_Exercise requirements:_ Only a number is wanted here: the number of lines of the data that include "Budget".

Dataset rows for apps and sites
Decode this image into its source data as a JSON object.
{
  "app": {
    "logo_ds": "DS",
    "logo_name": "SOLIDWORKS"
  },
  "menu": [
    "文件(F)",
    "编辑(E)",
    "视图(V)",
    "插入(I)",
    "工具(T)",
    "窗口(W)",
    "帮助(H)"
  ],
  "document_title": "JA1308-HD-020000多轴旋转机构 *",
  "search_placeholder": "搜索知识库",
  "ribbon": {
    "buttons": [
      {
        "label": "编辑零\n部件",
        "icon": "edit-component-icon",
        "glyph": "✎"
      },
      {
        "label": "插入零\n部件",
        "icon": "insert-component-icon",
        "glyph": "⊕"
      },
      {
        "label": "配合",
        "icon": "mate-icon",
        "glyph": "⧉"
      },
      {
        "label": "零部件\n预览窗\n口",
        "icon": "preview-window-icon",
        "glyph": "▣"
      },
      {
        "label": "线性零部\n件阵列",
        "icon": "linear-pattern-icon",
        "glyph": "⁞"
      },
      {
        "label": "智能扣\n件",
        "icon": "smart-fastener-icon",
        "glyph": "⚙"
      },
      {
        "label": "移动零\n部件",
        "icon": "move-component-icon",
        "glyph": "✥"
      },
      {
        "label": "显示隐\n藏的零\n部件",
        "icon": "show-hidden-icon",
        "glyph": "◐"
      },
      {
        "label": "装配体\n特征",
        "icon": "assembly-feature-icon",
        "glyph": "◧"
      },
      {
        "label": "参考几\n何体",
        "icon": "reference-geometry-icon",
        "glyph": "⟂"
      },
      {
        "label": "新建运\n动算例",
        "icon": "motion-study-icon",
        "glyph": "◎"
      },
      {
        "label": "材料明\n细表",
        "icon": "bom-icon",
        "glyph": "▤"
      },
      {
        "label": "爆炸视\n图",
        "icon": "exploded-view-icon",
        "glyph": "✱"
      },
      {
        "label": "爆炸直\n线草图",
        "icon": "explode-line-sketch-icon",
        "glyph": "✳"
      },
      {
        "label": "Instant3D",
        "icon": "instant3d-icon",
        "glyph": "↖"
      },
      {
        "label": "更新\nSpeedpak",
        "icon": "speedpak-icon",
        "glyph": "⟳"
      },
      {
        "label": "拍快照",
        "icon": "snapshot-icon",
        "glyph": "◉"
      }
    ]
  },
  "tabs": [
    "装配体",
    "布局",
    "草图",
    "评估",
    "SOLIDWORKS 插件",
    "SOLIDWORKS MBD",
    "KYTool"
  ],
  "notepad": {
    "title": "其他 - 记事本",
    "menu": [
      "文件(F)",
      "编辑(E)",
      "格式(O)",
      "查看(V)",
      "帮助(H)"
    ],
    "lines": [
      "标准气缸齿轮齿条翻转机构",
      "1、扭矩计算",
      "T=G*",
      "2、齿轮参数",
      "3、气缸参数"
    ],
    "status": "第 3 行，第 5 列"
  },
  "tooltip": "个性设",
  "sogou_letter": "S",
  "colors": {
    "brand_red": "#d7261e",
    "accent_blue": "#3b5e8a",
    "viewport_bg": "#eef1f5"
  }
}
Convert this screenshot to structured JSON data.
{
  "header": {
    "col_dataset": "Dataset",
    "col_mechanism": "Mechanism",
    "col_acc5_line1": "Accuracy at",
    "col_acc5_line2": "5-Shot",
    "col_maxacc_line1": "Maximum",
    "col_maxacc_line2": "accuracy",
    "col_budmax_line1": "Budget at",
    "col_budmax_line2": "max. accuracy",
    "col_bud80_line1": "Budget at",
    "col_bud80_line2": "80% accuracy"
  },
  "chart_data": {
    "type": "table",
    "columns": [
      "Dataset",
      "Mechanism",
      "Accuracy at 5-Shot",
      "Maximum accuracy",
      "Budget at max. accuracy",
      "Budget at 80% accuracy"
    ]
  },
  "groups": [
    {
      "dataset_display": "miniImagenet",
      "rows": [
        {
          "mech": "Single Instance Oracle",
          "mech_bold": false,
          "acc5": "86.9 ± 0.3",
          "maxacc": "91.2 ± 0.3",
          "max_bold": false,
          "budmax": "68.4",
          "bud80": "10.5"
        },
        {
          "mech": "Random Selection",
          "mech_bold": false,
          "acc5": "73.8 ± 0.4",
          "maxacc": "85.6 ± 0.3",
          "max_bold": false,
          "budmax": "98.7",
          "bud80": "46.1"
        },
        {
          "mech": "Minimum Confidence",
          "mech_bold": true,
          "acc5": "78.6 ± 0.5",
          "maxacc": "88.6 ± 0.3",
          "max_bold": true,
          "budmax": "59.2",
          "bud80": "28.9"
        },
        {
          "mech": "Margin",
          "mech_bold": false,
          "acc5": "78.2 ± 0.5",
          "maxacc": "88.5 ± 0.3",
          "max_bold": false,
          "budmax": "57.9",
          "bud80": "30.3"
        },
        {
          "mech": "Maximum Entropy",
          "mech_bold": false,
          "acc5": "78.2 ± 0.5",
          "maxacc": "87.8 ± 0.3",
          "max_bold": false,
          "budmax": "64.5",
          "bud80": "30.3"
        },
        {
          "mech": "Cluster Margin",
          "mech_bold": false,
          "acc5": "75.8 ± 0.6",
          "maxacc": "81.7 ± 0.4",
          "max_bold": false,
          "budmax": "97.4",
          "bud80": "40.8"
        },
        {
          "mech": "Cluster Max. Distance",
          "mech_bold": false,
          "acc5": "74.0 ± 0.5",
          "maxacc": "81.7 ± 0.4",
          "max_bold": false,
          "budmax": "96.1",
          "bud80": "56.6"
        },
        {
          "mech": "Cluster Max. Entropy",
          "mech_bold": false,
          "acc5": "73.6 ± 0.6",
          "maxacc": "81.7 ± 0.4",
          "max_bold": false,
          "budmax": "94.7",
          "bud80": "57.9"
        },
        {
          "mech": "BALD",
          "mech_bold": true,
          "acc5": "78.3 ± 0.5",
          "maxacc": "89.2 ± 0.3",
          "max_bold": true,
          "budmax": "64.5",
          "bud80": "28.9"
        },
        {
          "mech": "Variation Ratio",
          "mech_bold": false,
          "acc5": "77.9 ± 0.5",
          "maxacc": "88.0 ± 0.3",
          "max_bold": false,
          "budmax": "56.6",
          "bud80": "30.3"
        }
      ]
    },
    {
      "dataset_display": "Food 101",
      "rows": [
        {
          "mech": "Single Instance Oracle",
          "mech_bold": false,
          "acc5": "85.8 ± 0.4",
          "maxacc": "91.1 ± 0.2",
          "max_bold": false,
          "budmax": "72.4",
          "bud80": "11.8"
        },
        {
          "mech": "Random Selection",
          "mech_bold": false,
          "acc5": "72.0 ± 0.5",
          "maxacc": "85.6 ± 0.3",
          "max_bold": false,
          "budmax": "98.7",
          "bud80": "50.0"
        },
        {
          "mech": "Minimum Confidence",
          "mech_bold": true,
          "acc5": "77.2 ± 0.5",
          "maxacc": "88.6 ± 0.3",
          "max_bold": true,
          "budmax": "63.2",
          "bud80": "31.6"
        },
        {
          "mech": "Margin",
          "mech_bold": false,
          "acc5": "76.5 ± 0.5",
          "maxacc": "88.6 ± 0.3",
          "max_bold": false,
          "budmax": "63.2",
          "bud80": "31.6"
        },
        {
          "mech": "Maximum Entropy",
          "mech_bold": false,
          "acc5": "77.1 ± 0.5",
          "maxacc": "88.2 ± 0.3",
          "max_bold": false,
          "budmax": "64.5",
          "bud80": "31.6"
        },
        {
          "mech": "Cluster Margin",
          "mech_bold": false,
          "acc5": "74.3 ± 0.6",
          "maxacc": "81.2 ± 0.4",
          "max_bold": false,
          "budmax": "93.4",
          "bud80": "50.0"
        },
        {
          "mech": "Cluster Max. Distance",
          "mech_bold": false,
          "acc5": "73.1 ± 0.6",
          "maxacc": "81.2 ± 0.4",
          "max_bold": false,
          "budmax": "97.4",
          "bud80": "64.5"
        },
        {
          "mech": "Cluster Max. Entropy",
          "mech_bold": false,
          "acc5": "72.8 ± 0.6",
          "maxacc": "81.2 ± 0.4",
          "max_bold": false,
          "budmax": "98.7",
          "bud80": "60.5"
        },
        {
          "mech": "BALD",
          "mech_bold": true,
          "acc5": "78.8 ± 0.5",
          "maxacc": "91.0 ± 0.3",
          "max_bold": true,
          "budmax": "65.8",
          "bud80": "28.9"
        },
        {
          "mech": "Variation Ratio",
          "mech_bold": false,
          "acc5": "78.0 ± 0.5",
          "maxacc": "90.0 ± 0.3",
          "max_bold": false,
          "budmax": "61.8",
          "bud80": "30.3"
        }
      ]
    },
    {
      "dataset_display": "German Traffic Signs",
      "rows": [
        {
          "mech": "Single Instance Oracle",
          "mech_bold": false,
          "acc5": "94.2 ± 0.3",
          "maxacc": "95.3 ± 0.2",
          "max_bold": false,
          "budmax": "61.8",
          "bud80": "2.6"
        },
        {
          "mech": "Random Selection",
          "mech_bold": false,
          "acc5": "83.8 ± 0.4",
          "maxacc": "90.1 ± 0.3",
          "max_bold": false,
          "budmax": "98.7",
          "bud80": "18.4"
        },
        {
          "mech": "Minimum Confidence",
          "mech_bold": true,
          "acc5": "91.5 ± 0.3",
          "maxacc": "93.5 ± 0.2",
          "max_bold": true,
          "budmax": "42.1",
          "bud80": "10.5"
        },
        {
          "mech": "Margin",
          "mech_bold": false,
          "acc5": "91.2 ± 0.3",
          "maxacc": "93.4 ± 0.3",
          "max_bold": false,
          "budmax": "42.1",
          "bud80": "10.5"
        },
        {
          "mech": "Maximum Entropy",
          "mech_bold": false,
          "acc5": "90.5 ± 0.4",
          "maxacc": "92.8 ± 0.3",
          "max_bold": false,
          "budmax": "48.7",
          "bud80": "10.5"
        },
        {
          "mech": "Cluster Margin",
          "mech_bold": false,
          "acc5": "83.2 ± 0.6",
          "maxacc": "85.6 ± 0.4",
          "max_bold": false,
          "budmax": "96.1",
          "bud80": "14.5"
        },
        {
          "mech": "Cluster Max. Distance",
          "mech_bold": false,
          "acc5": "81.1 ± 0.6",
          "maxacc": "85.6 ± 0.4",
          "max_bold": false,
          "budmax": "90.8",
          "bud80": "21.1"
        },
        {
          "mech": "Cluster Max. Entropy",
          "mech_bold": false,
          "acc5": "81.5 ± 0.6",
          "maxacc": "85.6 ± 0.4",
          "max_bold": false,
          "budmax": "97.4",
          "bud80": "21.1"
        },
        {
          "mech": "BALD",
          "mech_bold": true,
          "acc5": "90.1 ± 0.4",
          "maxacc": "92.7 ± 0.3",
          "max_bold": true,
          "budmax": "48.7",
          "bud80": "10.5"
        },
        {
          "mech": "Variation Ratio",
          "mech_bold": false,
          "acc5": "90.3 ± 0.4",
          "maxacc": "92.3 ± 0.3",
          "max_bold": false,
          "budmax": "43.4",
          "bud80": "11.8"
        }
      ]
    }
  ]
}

_Solution for this exercise:_ 4